Department of Neurosciences
Case Western Reserve University
School of Medicine, Room E653
The laboratory combines a primary interest in CNS neural development with a focus on understanding the biology of neural diseases including Multiple Sclerosis, Brain tumors and Cerebral Palsy.
We are interested in understanding the cellular and molecular mechanisms that regulate glial cell determination in the developing vertebrate CNS. Oligodendrocytes, the myelinating cells of the CNS develop from precursors that arise in distinct locations within the embryonic neural tube. The origin of oligodendrocyte precursors is a result of local signaling including expression of sonic hedgehog. A number of other influences are required to develop the final pattern of oligodendrocyte in the mature tissue. These include dispersal signals to guide cell migration and stop signals such as the chemokine CXCL1 that position precursors to receive appropriate proliferative and differentiative cues. We are currently defining the interplay between these different signals in order to gain a complete understanding of oligodendrogenesis.
Precursor cells capable of giving rise to oligodendrocytes persist in the adult CNS and we are using a variety of approaches to determine whether these endogenous cells can be recruited to enhance repair of damaged white matter in the adult CNS. These include stimulation of cell proliferation and survival through delivery of specific proteins into focal lesions and the use of transgenic mice lacking critical components of the chemokine signal pathways.
The majority of primary brain tumors are derived from glial lineage cells.

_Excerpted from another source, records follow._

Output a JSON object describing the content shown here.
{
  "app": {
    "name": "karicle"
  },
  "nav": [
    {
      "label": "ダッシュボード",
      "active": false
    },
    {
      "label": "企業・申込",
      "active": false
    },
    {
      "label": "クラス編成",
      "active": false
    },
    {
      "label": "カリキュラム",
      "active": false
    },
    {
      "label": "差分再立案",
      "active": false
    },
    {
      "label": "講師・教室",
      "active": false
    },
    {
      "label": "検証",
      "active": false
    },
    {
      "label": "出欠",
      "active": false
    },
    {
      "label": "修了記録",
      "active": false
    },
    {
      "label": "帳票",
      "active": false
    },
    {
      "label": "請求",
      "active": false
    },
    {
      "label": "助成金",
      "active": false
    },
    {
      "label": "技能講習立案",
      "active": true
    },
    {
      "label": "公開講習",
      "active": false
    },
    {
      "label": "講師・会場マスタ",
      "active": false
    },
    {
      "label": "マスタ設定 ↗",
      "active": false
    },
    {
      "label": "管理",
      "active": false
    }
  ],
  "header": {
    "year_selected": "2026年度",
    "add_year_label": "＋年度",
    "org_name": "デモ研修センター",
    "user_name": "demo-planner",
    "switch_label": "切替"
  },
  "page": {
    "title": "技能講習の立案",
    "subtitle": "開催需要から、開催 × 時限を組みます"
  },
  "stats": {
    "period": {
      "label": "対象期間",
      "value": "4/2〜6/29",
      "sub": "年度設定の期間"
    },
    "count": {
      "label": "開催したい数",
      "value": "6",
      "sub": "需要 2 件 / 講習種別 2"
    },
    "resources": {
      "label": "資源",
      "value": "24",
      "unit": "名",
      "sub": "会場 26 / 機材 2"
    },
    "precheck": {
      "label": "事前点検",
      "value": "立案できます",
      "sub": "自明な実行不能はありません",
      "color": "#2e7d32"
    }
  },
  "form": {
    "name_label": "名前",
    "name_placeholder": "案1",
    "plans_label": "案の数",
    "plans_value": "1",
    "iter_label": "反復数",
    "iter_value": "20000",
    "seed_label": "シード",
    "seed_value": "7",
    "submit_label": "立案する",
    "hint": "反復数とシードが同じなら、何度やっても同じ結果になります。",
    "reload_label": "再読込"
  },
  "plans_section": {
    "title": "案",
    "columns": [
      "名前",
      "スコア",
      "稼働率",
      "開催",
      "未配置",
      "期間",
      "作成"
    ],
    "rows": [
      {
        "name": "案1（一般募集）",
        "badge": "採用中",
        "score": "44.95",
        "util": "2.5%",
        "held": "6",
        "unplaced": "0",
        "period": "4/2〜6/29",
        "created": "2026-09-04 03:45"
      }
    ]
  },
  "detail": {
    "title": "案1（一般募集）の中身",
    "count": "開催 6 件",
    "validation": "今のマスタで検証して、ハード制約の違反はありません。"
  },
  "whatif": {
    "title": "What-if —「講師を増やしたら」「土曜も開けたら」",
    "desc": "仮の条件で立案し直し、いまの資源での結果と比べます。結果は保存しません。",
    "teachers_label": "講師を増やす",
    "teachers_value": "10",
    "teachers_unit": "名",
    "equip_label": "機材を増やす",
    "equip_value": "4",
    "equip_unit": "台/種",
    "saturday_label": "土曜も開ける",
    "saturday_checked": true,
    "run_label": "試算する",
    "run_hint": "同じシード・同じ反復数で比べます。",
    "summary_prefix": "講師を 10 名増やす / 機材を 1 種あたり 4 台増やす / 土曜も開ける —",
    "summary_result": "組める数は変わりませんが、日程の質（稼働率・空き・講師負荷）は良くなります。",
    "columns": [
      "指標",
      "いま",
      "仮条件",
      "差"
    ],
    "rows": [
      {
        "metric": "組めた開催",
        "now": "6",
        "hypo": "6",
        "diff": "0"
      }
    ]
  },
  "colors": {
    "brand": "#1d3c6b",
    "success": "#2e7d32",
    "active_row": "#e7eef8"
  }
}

Using information derived from out developmental studies we are determining whether distinct populations of brain tumors proliferate migrate and die in response to selected stimuli.
Cerebral Palsy is a commonly associated with insults to the developing CNS that result in aberrant development of myelinated regions. We are testing the hypothesis that the failure of normal development reflects a transient perturbation in the development of oligodendrocyte precursors. We have recently developed a novel model of fetal ischemia in rats and are using this model to develop interventional therapies to reduce the damage of prenatal insults.